The author points out that, like pretty much everything else in the conventional-wisdom canon, the 50 percent divorce rate is a myth:
It has to do with how you look at the statistic. If the variables were constant, then a simple equation might work to come up with the divorce rate. But a lot of things are changing. And it is true that there are groups of people who have a 50 percent divorce rate: college dropouts who marry under the age of 25, for example. Couples married in the 1970s have a 30-year divorce rate of about 47 percent. A person who got married in the 1970s had a completely different upbringing and experience in life from someone who got married in the 1990s. It’s been very clear that divorce rates peaked in the 1970s and has been going down ever since.
[…] There’s the built-in incentive to identify crises.
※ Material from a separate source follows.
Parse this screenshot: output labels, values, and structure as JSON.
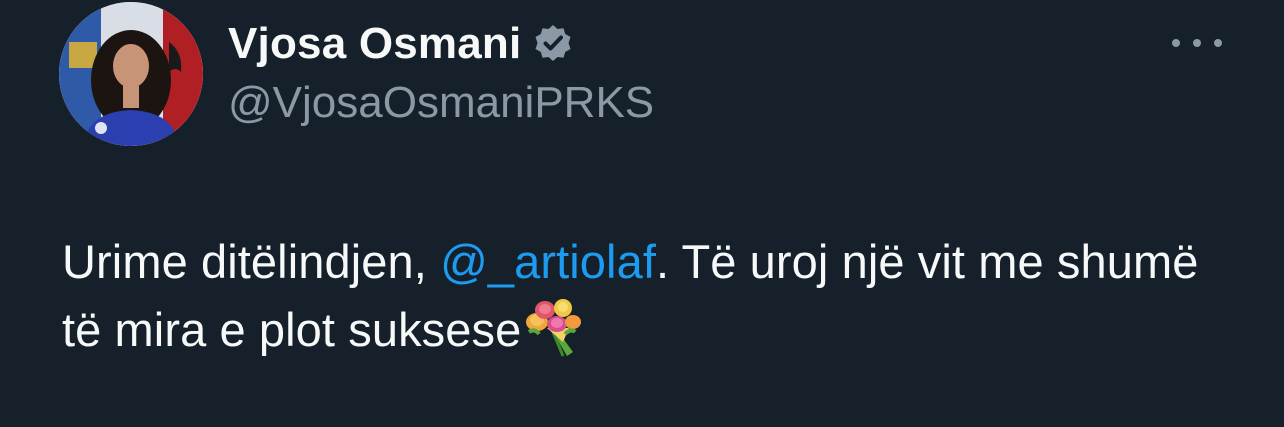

If you’re a researcher you can study them; if you’re an advocacy group you can get funding and support.
That last bit is really the heart of the problem. We see this in human rights circles all the time, researchers and advocates inflating their numbers to make it seem like ‘their’ issue is the real ticking time bomb in Africa or wherever.